Netflix’s share of daily video time will peak this year

  • Mentioning digital video, and Netflix is ​​the first brand that comes to mind, and little wonder. Last year, the service flows beyond the video service YouTube as the most watched. But the government may not last long. A package of new video streaming service Netflix biting the heel, and a new report suggests they probably managed to steal away some market share his hard-won.

    In 2018, Netflix move forward from YouTube with an average of 23.2 minutes per day of viewing, or 25.7% of all see digital video, vs 22.3 minutes for YouTube (24.7 percent). But eMarketer predicts that by 2020, while the average daily minutes Netflix spending will rise to 29, it will see the daily share of videos viewed fell by 6.1% compared to the previous year.

    That's according to estimates from eMarketer, digital research firm, which predicts the new competition in the digital video sector would disturb the longtime leader Netflix and YouTube share the view, even these services continue to see the time spent watching them rise. In addition, Cheap Netflix Membership Account is on hot sale at our website

    Similarly, YouTube share of total daily digital video time will drop from 23.4% this year to 22.4% in 2020 and 21.7% in 2021. The average time spent viewing YouTube among adults America will tick up from about 23 minutes to 24 minutes this year in 2020. for now, eMarketer published only projected use and share of viewing time for Netflix and YouTube, not to other video services like HBO Disney Plus or Max.

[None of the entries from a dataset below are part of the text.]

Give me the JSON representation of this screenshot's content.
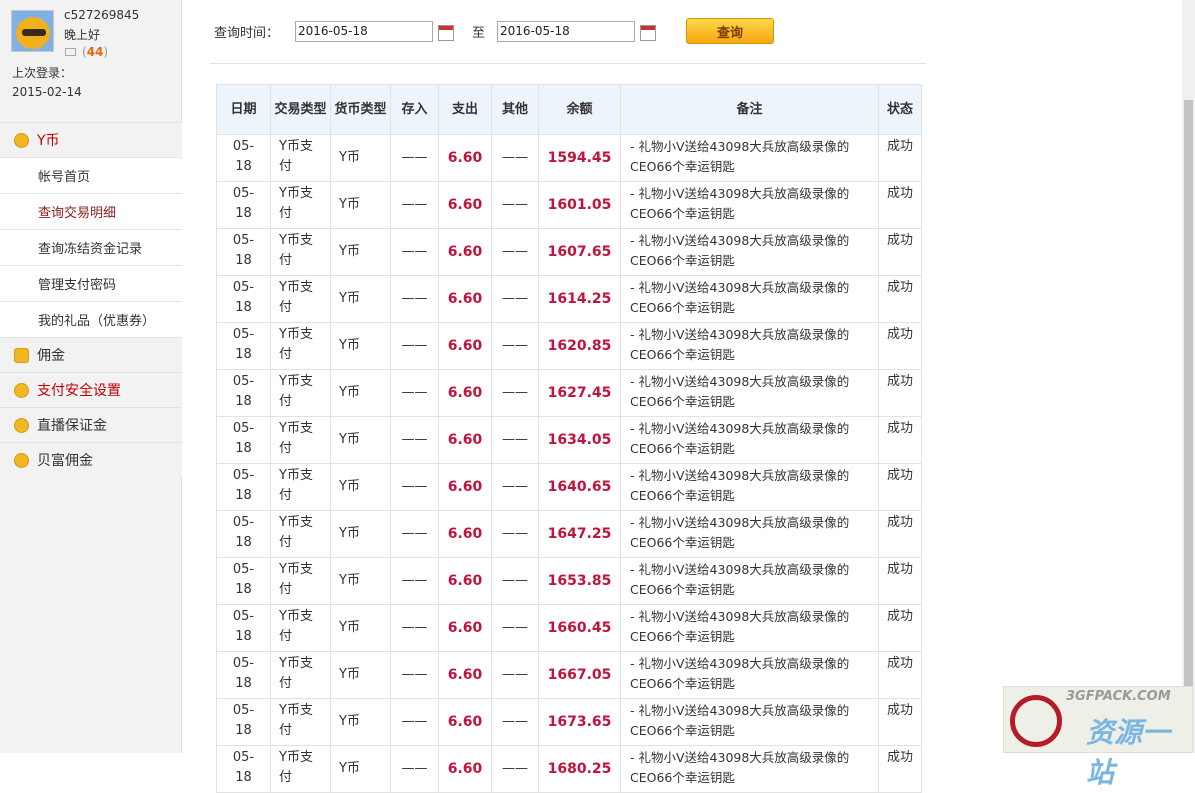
{
  "user": {
    "name": "c527269845",
    "greeting": "晚上好",
    "message_count": "44",
    "last_login_label": "上次登录：",
    "last_login_date": "2015-02-14"
  },
  "nav": {
    "ybi": "Y币",
    "ybi_items": [
      "帐号首页",
      "查询交易明细",
      "查询冻结资金记录",
      "管理支付密码",
      "我的礼品（优惠券）"
    ],
    "yongjin": "佣金",
    "pay_security": "支付安全设置",
    "deposit": "直播保证金",
    "beifu": "贝富佣金"
  },
  "query": {
    "label": "查询时间：",
    "start": "2016-05-18",
    "to": "至",
    "end": "2016-05-18",
    "button": "查询"
  },
  "table": {
    "headers": [
      "日期",
      "交易类型",
      "货币类型",
      "存入",
      "支出",
      "其他",
      "余额",
      "备注",
      "状态"
    ],
    "rows": [
      {
        "date": "05-18",
        "type": "Y币支付",
        "currency": "Y币",
        "in": "——",
        "out": "6.60",
        "other": "——",
        "balance": "1594.45",
        "note": "- 礼物小V送给43098大兵放高级录像的CEO66个幸运钥匙",
        "status": "成功"
      },
      {
        "date": "05-18",
        "type": "Y币支付",
        "currency": "Y币",
        "in": "——",
        "out": "6.60",
        "other": "——",
        "balance": "1601.05",
        "note": "- 礼物小V送给43098大兵放高级录像的CEO66个幸运钥匙",
        "status": "成功"
      },
      {
        "date": "05-18",
        "type": "Y币支付",
        "currency": "Y币",
        "in": "——",
        "out": "6.60",
        "other": "——",
        "balance": "1607.65",
        "note": "- 礼物小V送给43098大兵放高级录像的CEO66个幸运钥匙",
        "status": "成功"
      },
      {
        "date": "05-18",
        "type": "Y币支付",
        "currency": "Y币",
        "in": "——",
        "out": "6.60",
        "other": "——",
        "balance": "1614.25",
        "note": "- 礼物小V送给43098大兵放高级录像的CEO66个幸运钥匙",
        "status": "成功"
      },
      {
        "date": "05-18",
        "type": "Y币支付",
        "currency": "Y币",
        "in": "——",
        "out": "6.60",
        "other": "——",
        "balance": "1620.85",
        "note": "- 礼物小V送给43098大兵放高级录像的CEO66个幸运钥匙",
        "status": "成功"
      },
      {
        "date": "05-18",
        "type": "Y币支付",
        "currency": "Y币",
        "in": "——",
        "out": "6.60",
        "other": "——",
        "balance": "1627.45",
        "note": "- 礼物小V送给43098大兵放高级录像的CEO66个幸运钥匙",
        "status": "成功"
      },
      {
        "date": "05-18",
        "type": "Y币支付",
        "currency": "Y币",
        "in": "——",
        "out": "6.60",
        "other": "——",
        "balance": "1634.05",
        "note": "- 礼物小V送给43098大兵放高级录像的CEO66个幸运钥匙",
        "status": "成功"
      },
      {
        "date": "05-18",
        "type": "Y币支付",
        "currency": "Y币",
        "in": "——",
        "out": "6.60",
        "other": "——",
        "balance": "1640.65",
        "note": "- 礼物小V送给43098大兵放高级录像的CEO66个幸运钥匙",
        "status": "成功"
      },
      {
        "date": "05-18",
        "type": "Y币支付",
        "currency": "Y币",
        "in": "——",
        "out": "6.60",
        "other": "——",
        "balance": "1647.25",
        "note": "- 礼物小V送给43098大兵放高级录像的CEO66个幸运钥匙",
        "status": "成功"
      },
      {
        "date": "05-18",
        "type": "Y币支付",
        "currency": "Y币",
        "in": "——",
        "out": "6.60",
        "other": "——",
        "balance": "1653.85",
        "note": "- 礼物小V送给43098大兵放高级录像的CEO66个幸运钥匙",
        "status": "成功"
      },
      {
        "date": "05-18",
        "type": "Y币支付",
        "currency": "Y币",
        "in": "——",
        "out": "6.60",
        "other": "——",
        "balance": "1660.45",
        "note": "- 礼物小V送给43098大兵放高级录像的CEO66个幸运钥匙",
        "status": "成功"
      },
      {
        "date": "05-18",
        "type": "Y币支付",
        "currency": "Y币",
        "in": "——",
        "out": "6.60",
        "other": "——",
        "balance": "1667.05",
        "note": "- 礼物小V送给43098大兵放高级录像的CEO66个幸运钥匙",
        "status": "成功"
      },
      {
        "date": "05-18",
        "type": "Y币支付",
        "currency": "Y币",
        "in": "——",
        "out": "6.60",
        "other": "——",
        "balance": "1673.65",
        "note": "- 礼物小V送给43098大兵放高级录像的CEO66个幸运钥匙",
        "status": "成功"
      },
      {
        "date": "05-18",
        "type": "Y币支付",
        "currency": "Y币",
        "in": "——",
        "out": "6.60",
        "other": "——",
        "balance": "1680.25",
        "note": "- 礼物小V送给43098大兵放高级录像的CEO66个幸运钥匙",
        "status": "成功"
      }
    ]
  },
  "watermark": {
    "site": "3GFPACK.COM",
    "brand": "资源一站"
  },
  "colors": {
    "amount": "#c0143c",
    "active_nav": "#c00000",
    "button": "#f6a70f"
  }
}
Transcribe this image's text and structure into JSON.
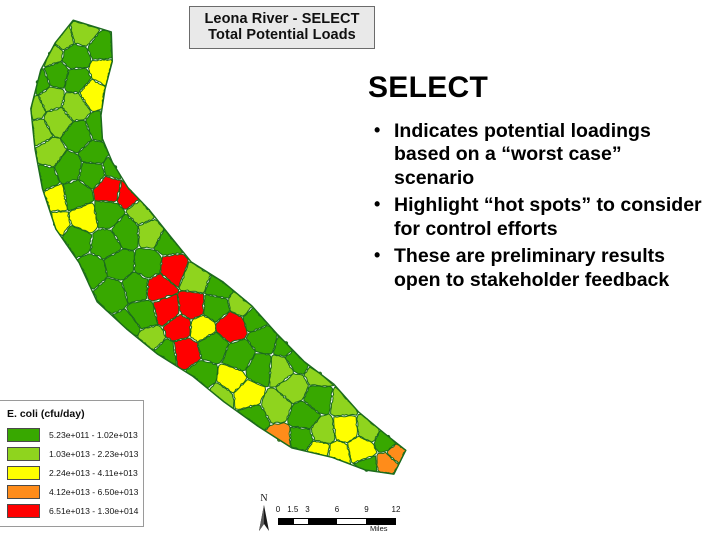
{
  "map": {
    "title_lines": [
      "Leona River - SELECT",
      "Total Potential Loads"
    ],
    "legend": {
      "title": "E. coli (cfu/day)",
      "classes": [
        {
          "color": "#38a800",
          "label": "5.23e+011 - 1.02e+013"
        },
        {
          "color": "#8fd41e",
          "label": "1.03e+013 - 2.23e+013"
        },
        {
          "color": "#ffff00",
          "label": "2.24e+013 - 4.11e+013"
        },
        {
          "color": "#ff8c1a",
          "label": "4.12e+013 - 6.50e+013"
        },
        {
          "color": "#ff0000",
          "label": "6.51e+013 - 1.30e+014"
        }
      ]
    },
    "north_arrow_label": "N",
    "scalebar": {
      "ticks": [
        "0",
        "1.5",
        "3",
        "6",
        "9",
        "12"
      ],
      "units": "Miles"
    },
    "outline_color": "#1c6b1c"
  },
  "text_panel": {
    "heading": "SELECT",
    "bullets": [
      "Indicates potential loadings based on a “worst case” scenario",
      "Highlight “hot spots” to consider for control efforts",
      "These are preliminary results open to stakeholder feedback"
    ]
  },
  "chart_data": {
    "type": "map",
    "title": "Leona River - SELECT Total Potential Loads",
    "legend_title": "E. coli (cfu/day)",
    "unit": "cfu/day",
    "classification": "graduated-color choropleth, 5 classes",
    "classes": [
      {
        "rank": 1,
        "color": "#38a800",
        "name": "dark-green",
        "min": 523000000000.0,
        "max": 10200000000000.0,
        "label": "5.23e+011 - 1.02e+013"
      },
      {
        "rank": 2,
        "color": "#8fd41e",
        "name": "light-green",
        "min": 10300000000000.0,
        "max": 22300000000000.0,
        "label": "1.03e+013 - 2.23e+013"
      },
      {
        "rank": 3,
        "color": "#ffff00",
        "name": "yellow",
        "min": 22400000000000.0,
        "max": 41100000000000.0,
        "label": "2.24e+013 - 4.11e+013"
      },
      {
        "rank": 4,
        "color": "#ff8c1a",
        "name": "orange",
        "min": 41200000000000.0,
        "max": 65000000000000.0,
        "label": "4.12e+013 - 6.50e+013"
      },
      {
        "rank": 5,
        "color": "#ff0000",
        "name": "red",
        "min": 65100000000000.0,
        "max": 130000000000000.0,
        "label": "6.51e+013 - 1.30e+014"
      }
    ],
    "scale_ticks_miles": [
      0,
      1.5,
      3,
      6,
      9,
      12
    ],
    "orientation": "north-up",
    "watershed": "Leona River",
    "subwatershed_class_counts": {
      "dark-green": 58,
      "light-green": 44,
      "yellow": 12,
      "orange": 3,
      "red": 7
    }
  }
}
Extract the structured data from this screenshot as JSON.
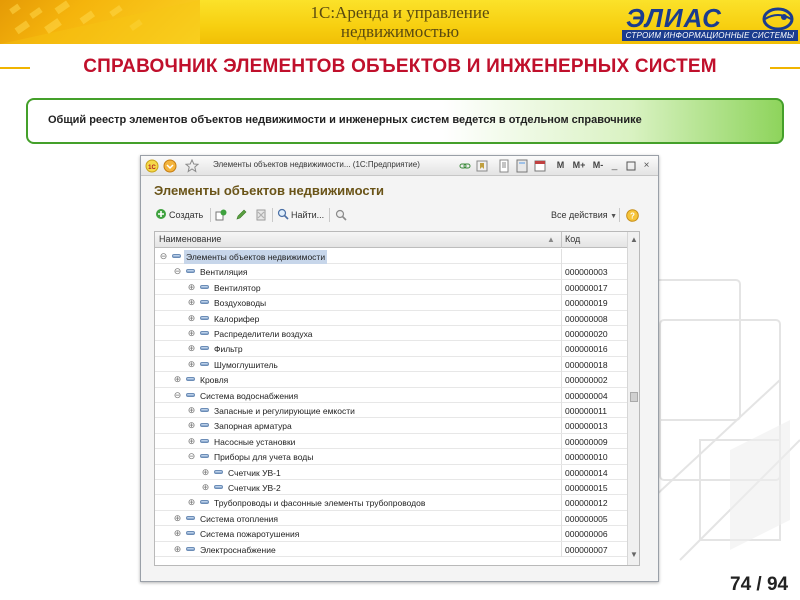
{
  "header": {
    "title_line1": "1С:Аренда и управление",
    "title_line2": "недвижимостью",
    "logo_text": "ЭЛИАС",
    "logo_tagline": "СТРОИМ ИНФОРМАЦИОННЫЕ СИСТЕМЫ"
  },
  "section_title": "СПРАВОЧНИК ЭЛЕМЕНТОВ ОБЪЕКТОВ И ИНЖЕНЕРНЫХ СИСТЕМ",
  "note": "Общий реестр элементов объектов недвижимости и инженерных систем ведется в отдельном справочнике",
  "window": {
    "title": "Элементы объектов недвижимости... (1С:Предприятие)",
    "form_title": "Элементы объектов недвижимости",
    "toolbar": {
      "create_label": "Создать",
      "find_label": "Найти...",
      "all_actions_label": "Все действия"
    },
    "titlebar_buttons": [
      "M",
      "M+",
      "M-"
    ],
    "columns": {
      "name": "Наименование",
      "code": "Код"
    },
    "rows": [
      {
        "name": "Элементы объектов недвижимости",
        "code": "",
        "level": 0,
        "toggle": "⊖",
        "selected": true
      },
      {
        "name": "Вентиляция",
        "code": "000000003",
        "level": 1,
        "toggle": "⊖"
      },
      {
        "name": "Вентилятор",
        "code": "000000017",
        "level": 2,
        "toggle": "⊕"
      },
      {
        "name": "Воздуховоды",
        "code": "000000019",
        "level": 2,
        "toggle": "⊕"
      },
      {
        "name": "Калорифер",
        "code": "000000008",
        "level": 2,
        "toggle": "⊕"
      },
      {
        "name": "Распределители воздуха",
        "code": "000000020",
        "level": 2,
        "toggle": "⊕"
      },
      {
        "name": "Фильтр",
        "code": "000000016",
        "level": 2,
        "toggle": "⊕"
      },
      {
        "name": "Шумоглушитель",
        "code": "000000018",
        "level": 2,
        "toggle": "⊕"
      },
      {
        "name": "Кровля",
        "code": "000000002",
        "level": 1,
        "toggle": "⊕"
      },
      {
        "name": "Система водоснабжения",
        "code": "000000004",
        "level": 1,
        "toggle": "⊖"
      },
      {
        "name": "Запасные и регулирующие емкости",
        "code": "000000011",
        "level": 2,
        "toggle": "⊕"
      },
      {
        "name": "Запорная арматура",
        "code": "000000013",
        "level": 2,
        "toggle": "⊕"
      },
      {
        "name": "Насосные установки",
        "code": "000000009",
        "level": 2,
        "toggle": "⊕"
      },
      {
        "name": "Приборы для учета воды",
        "code": "000000010",
        "level": 2,
        "toggle": "⊖"
      },
      {
        "name": "Счетчик УВ-1",
        "code": "000000014",
        "level": 3,
        "toggle": "⊕"
      },
      {
        "name": "Счетчик УВ-2",
        "code": "000000015",
        "level": 3,
        "toggle": "⊕"
      },
      {
        "name": "Трубопроводы и фасонные элементы трубопроводов",
        "code": "000000012",
        "level": 2,
        "toggle": "⊕"
      },
      {
        "name": "Система отопления",
        "code": "000000005",
        "level": 1,
        "toggle": "⊕"
      },
      {
        "name": "Система пожаротушения",
        "code": "000000006",
        "level": 1,
        "toggle": "⊕"
      },
      {
        "name": "Электроснабжение",
        "code": "000000007",
        "level": 1,
        "toggle": "⊕"
      }
    ]
  },
  "page_number": "74 / 94",
  "colors": {
    "banner": "#f7cf10",
    "section_title": "#c0102c",
    "note_border": "#44a02a",
    "logo": "#1b3c8e",
    "selection": "#c7d6ea"
  }
}
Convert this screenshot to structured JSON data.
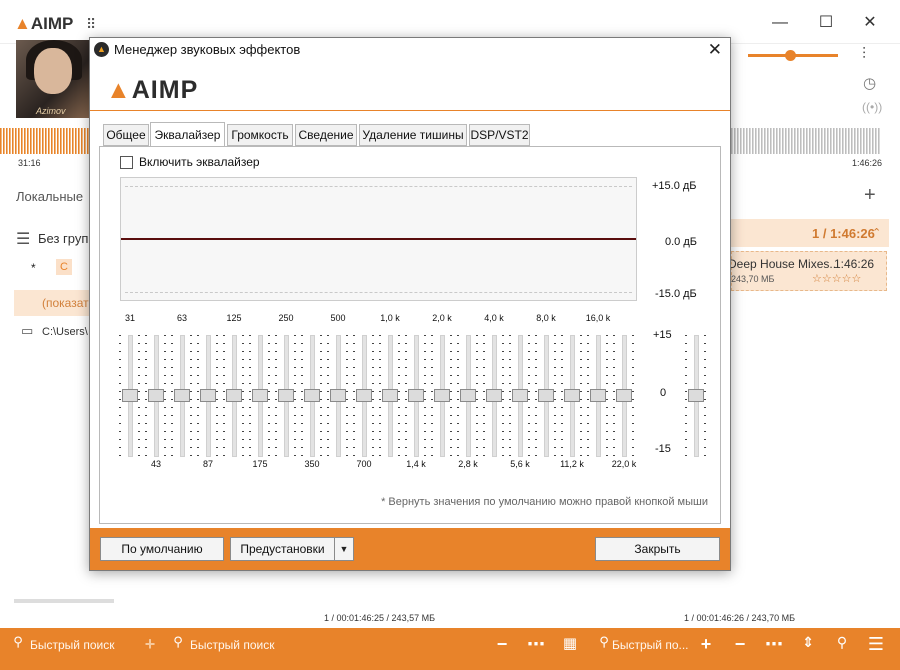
{
  "app": {
    "logo": "AIMP",
    "window_controls": {
      "minimize": "—",
      "maximize": "☐",
      "close": "✕"
    },
    "time_left": "31:16",
    "time_right": "1:46:26",
    "sidebar": {
      "local": "Локальные",
      "group": "Без груп",
      "star": "*",
      "c_badge": "С",
      "show": "(показат",
      "path": "C:\\Users\\"
    },
    "playlist": {
      "header": "1 / 1:46:26",
      "track_title": "Deep House Mixes...",
      "track_duration": "1:46:26",
      "track_size": "243,70 МБ",
      "rating_stars": "☆☆☆☆☆",
      "footer_left": "1 / 00:01:46:25 / 243,57 МБ",
      "footer_right": "1 / 00:01:46:26 / 243,70 МБ"
    },
    "statusbar": {
      "search1": "Быстрый поиск",
      "search2": "Быстрый поиск",
      "search3": "Быстрый по..."
    },
    "volume_level": 0.8
  },
  "dialog": {
    "title": "Менеджер звуковых эффектов",
    "brand": "AIMP",
    "tabs": [
      "Общее",
      "Эквалайзер",
      "Громкость",
      "Сведение",
      "Удаление тишины",
      "DSP/VST2"
    ],
    "active_tab": 1,
    "enable_label": "Включить эквалайзер",
    "db_labels": [
      "+15.0 дБ",
      "0.0 дБ",
      "-15.0 дБ"
    ],
    "freq_top": [
      "31",
      "63",
      "125",
      "250",
      "500",
      "1,0 k",
      "2,0 k",
      "4,0 k",
      "8,0 k",
      "16,0 k"
    ],
    "freq_bottom": [
      "43",
      "87",
      "175",
      "350",
      "700",
      "1,4 k",
      "2,8 k",
      "5,6 k",
      "11,2 k",
      "22,0 k"
    ],
    "range_labels": [
      "+15",
      "0",
      "-15"
    ],
    "band_gains_db": [
      0,
      0,
      0,
      0,
      0,
      0,
      0,
      0,
      0,
      0,
      0,
      0,
      0,
      0,
      0,
      0,
      0,
      0,
      0,
      0
    ],
    "preamp_db": 0,
    "hint": "* Вернуть значения по умолчанию можно правой кнопкой мыши",
    "buttons": {
      "default": "По умолчанию",
      "presets": "Предустановки",
      "close": "Закрыть"
    }
  }
}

    Shifting the share is expected to come as a video that overall eating a piece of the time Americans: In 2020, US adults will spend an estimated average 108 minutes per day watching digital video, up 8% year-over-year and increased 20% compared to 2018, according to eMarketer estimates. All told, 2019 was the first year in which the digital video will make more than a quarter (25.4%) of all daily digital time spent on applications and the browser on the device (not including social networks) in the US, per eMarketer.